“I consider street style to be outfits that you remember at the end of the day,” said Kristin Souvigny, senior fashion major at Mount Mary University. “When you’re out and about, you see so many people, especially in bigger cities. If someone is dressed in a unique way, they’re separating themselves from the general public. I think it is most effective when current trends are taken into consideration, but the wearer styles themselves in such a way that it makes it personal.”

Although designer labels do play a part in looking fashionable, street style is more about combining designers and low-priced labels. What makes street style unique is that anyone can pair a $2,000 Yves Saint Laurent leather skirt with a $29 blouse from H&M and still look as if she was styled by the hottest designers.

Not only is street style about self-expression, it also illustrates what is currently going on in society.

“You always see edgy styles when there’s unrest, or when there’s a fall in the economy or something like that,” said Trish Kuehnl, fashion professor at Mount Mary University. “Like in the ’80s – the whole punk thing. The reason why that started was because the street kids were rebelling against the monarchy and so they started doing the safety pins, and ripping up their clothes … It starts from the street and it’s an amalgamation of what’s going on in fashion and what’s going on politically and economically.”

Why is street style important?

Street fashion provides inspiration for designers, stylists and other fashion professionals.

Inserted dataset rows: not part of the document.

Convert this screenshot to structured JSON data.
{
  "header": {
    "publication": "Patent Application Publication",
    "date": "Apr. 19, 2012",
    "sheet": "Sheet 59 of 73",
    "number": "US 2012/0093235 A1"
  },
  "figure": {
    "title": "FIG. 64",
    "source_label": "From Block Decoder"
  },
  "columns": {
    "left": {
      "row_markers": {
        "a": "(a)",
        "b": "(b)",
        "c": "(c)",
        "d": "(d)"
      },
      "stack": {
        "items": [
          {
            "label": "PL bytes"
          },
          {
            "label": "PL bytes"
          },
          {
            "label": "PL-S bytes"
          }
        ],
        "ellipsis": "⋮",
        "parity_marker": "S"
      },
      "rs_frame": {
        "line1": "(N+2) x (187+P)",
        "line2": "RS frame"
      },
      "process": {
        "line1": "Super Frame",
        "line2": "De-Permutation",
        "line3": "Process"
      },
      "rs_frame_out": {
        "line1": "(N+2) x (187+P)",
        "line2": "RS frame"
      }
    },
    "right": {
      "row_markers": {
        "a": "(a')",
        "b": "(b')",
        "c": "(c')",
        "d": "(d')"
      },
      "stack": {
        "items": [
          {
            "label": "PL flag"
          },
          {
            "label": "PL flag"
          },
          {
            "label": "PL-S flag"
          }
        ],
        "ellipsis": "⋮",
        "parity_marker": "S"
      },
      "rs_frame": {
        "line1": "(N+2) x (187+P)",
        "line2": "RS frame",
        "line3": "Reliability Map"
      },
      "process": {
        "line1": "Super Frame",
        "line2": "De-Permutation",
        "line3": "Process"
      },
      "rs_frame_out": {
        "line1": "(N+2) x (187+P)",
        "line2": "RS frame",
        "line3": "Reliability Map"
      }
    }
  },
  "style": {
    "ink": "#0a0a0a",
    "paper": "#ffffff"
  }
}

“Designers who have been at the forefront of the fashion world for decades are now taking a back seat to a younger generation of designers who gather inspiration differently,” said Sandra Keiser, chair of the fashion department at Mount Mary. “They look to the streets and pop culture for references that are more relevant to a younger generation of customers.”

Designer Derek Lam created a collection in 2012 called “10 Crosby,” which was inspired by the style of everyday people who walked down the sidewalks near his Soho studio in New York.

In 2011, Designer Jason Wu released his pre-fall collection that was inspired by twentieth century street style photographers.

Street style also provides insight for worldwide fashion brands and local boutiques on what is trending throughout the general public and what will be hot sellers.

“We pay attention to what the people in the neighborhood are wearing, and then whatever there is a demand for is what we sell,” said Aja Steffen, sales associate at Lela Boutique in downtown Milwaukee.

Who can wear it?

Anyone can embrace street fashion. It’s all about finding a look that highlights your personality and shows off your best features.

“In Milwaukee if you’re not wearing a Packers sweatshirt it’s like, who are you?” Souvigny said. “I always refer to the quote ‘dress like you’re going to get murdered in those clothes.’ Like if I were to get hit by a bus, I would hate to die in sweatpants and moccasins,” Souvigny said.

Where to spot it in Milwaukee?

Common areas to find local fashionistas include Broadway Street in the Third Ward, Brady Street downtown and Downer and Oakland Avenue on the East Side.

“I live in Bay View and certainly there are a lot of interesting fashion businesses opening there and Water Street has been designated Milwaukee’s new Fashion District,” Keiser said.

 

Leave a Reply

Your email address will not be published. Required fields are marked *